What this means is the area is extraordinarily lush; just a drive down the hill to the entrance of the resort yielded us surprise spottings of white-faced monkeys, howler monkeys, a family of Coatis (omg baby Coatis!), and an iguana here and there. Once you've entered the lobby and checked in, however, the Four Seasons is a definite playground for more than just its natural environment.
You know how it is with vacation photos. Sometimes you forget to turn off the flash and that expensive five-star hotel room of yours ends up looking cheap in the harsh lighting. Or the pool water isn't the blue of your dreams or a topless sunbather ruins the background of your beachy family photo. Regardless, everybody retouches vacation photos a little here and thereit's got to look great for Flickr, right?
Well, we found one hotel where retouching is not needed, where the waters of the pool, the beach and the bay are that blue that sews jealousy into the hearts of your Facebook friends.

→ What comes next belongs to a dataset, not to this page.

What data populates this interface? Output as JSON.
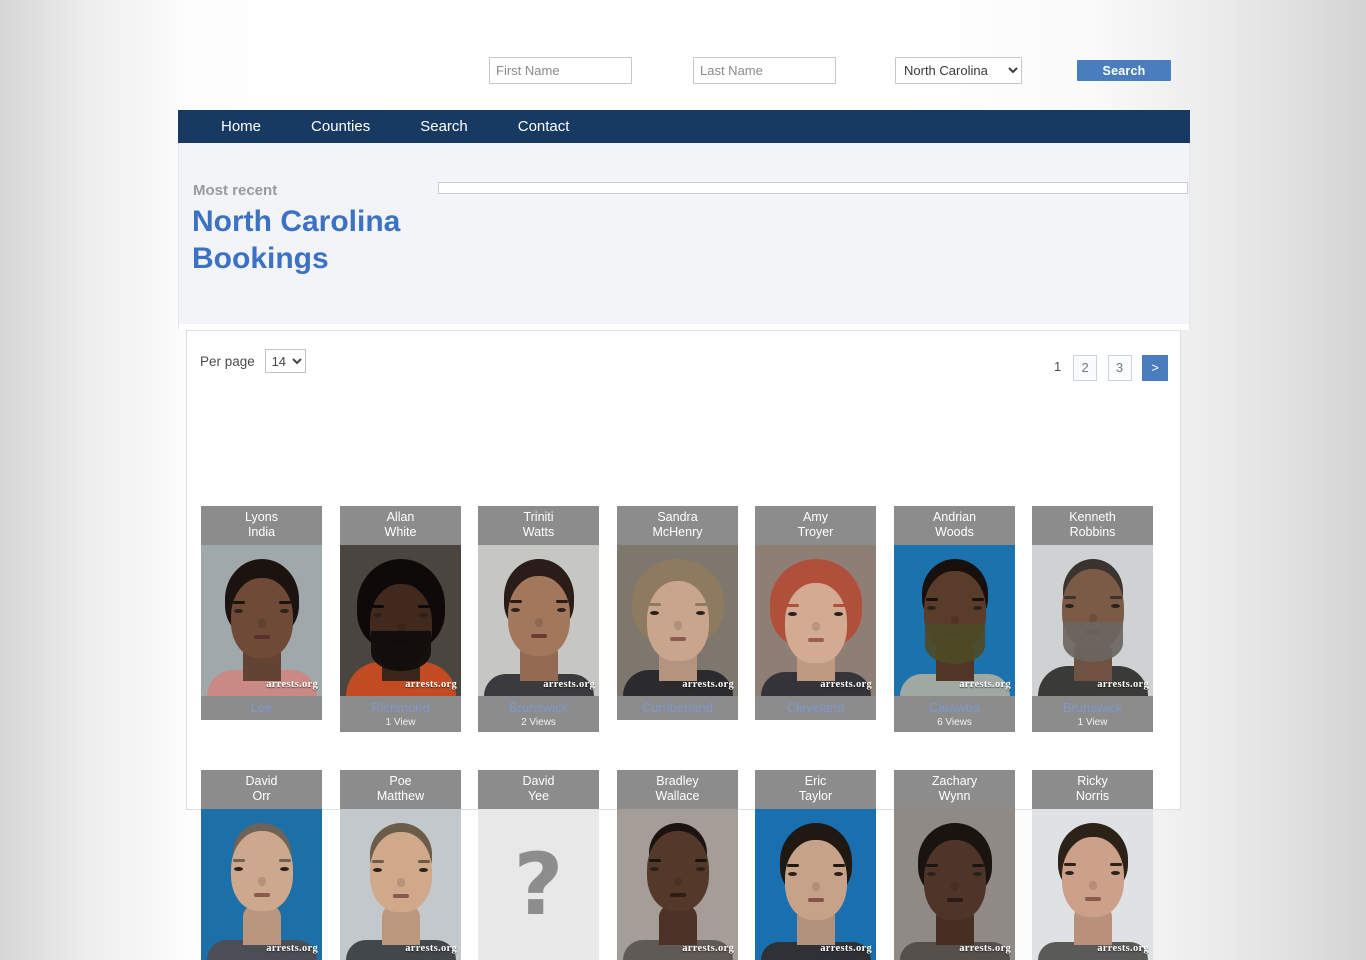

We're speaking of the Four Seasons Resort Peninsula Papagayo on the Pacific side of Costa Rica. We've just returned from a weekend there and, upon flipping through our shots of the place, realized that they needed nothing more than a crop or two.
The famous red-roofed Hotel del Coronado may have quite the storied historyThomas Edison dealt with the electrical installation, Marilyn Monroe's Some Like It Hot was filmed here and author L. Frank Baum wrote much of The Wizard of Oz on one of the roomsbut these days some of the coolest creativity is happening outside of its walls down on the beach.
While wandering barefoot in the smooth sand, watching the nearby navy base's helicopters fly over, we stumbled upon a sandcastle. It's not just any sandcastle, however; this is a work of art by Billy Pav, aka "The Sandcastle Man." For over thirty years, he's been building intricate designs solely from the sand, water and shells of San Diego beaches. According to his website, Coronado is his favorite spot, and it's fortunately where we found him this weekend. This particular sandcastle instantly made us think of architect Howard Roark from Ayn Rand's The Fountainhead.